At the 24 January 2024 States meeting, the States Assembly and Constitution Committee put forward a policy paper entitled ‘General Election 2025’ which proposed some technical changes to legislation in preparation for the next election (June 2025).
Eligibility to stand
SACC proposed that the States should take on board a recommendation from the expert team that observed the 2020 election and make one of the rules, regarding who can stand for election, less restrictive.
Currently you cannot stand for election in Guernsey if you have been sentenced to more than six months in prison in the previous five years. The election observers said it was arguable that excluding all those sentenced to imprisonment, without regard to the nature of the offence, was unreasonable. They referred to the International Covenant on Civil and Political Rights which provides that ‘citizens shall have the right and opportunity to take part in the conduct of public affairs’.

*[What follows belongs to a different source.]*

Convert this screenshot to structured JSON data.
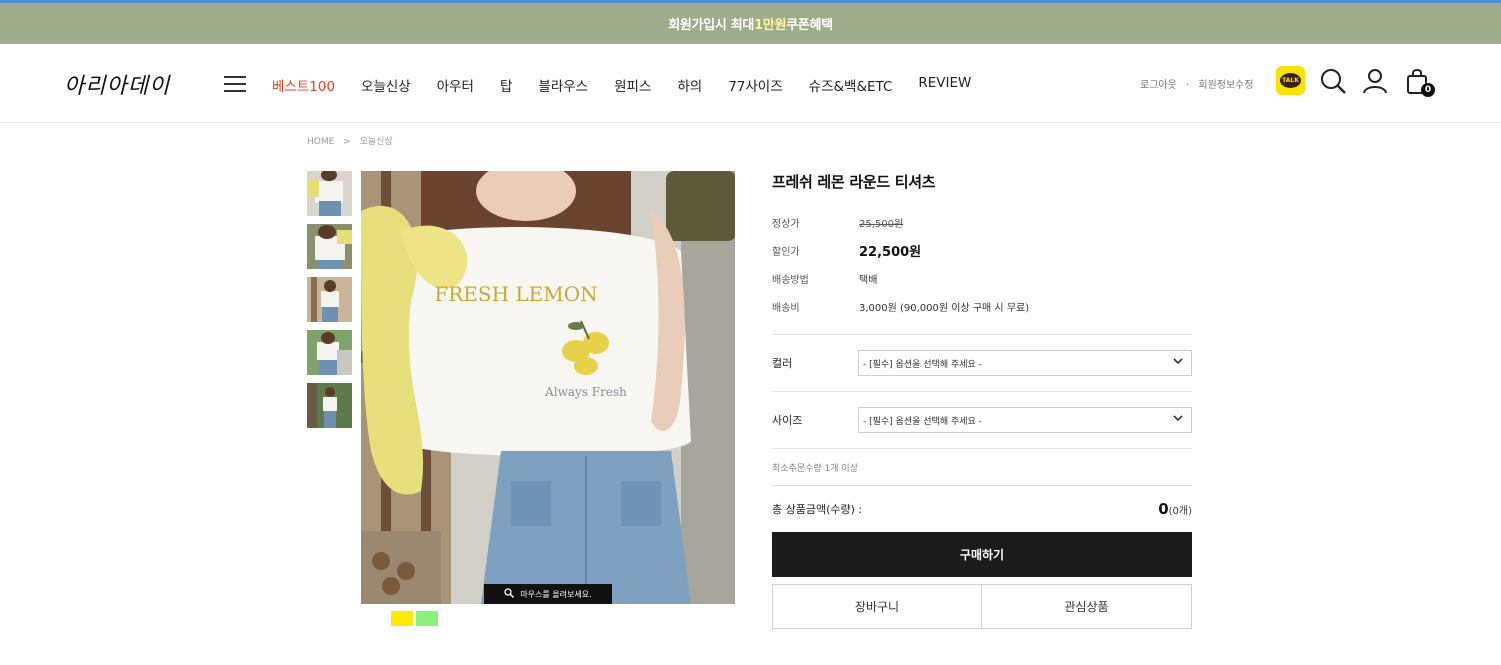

In response, SACC proposed easing the rule in part, but not fully, so someone would be ineligible if they had been convicted of electoral offences, fraud or corruption in the five years immediately preceding the date of the election – but not other crimes.
Deputy Prow felt restricting the crimes to electoral offences, fraud or corruption was a step too far and put forward an amendment which would maintain the current rule on prison sentences. His amendment passed by 24-6, with Deputies St Pier, Fairclough and McKenna (who are members of SACC) voting FOR the amendment and therefore against their own committee’s proposal.
In the course of debate, it was clear that deputies felt that there should be more restrictions on who could stand and that the rule on convictions should, if anything, be tightened, not loosened.
Deputy Tina Bury raised the issue of the lack of DBS checks for candidates for deputy, referring to the risk from sexual offenders etc. This hit a nerve with her colleagues and her speech was referred to frequently throughout the debate. She also expressed concern that candidates have access to the electoral roll which includes dates of birth of 15 year olds.
After lunch, Deputy Bury placed a new amendment to direct SACC to investigate whether candidates should have standard or enhanced DBS checks. This passed 32-1.
Deputy Roffey laid an additional new amendment proposing that SACC investigate whether a candidate should have to declare any conviction before standing so that the public would be aware of who they were voting for. This passed 27-6.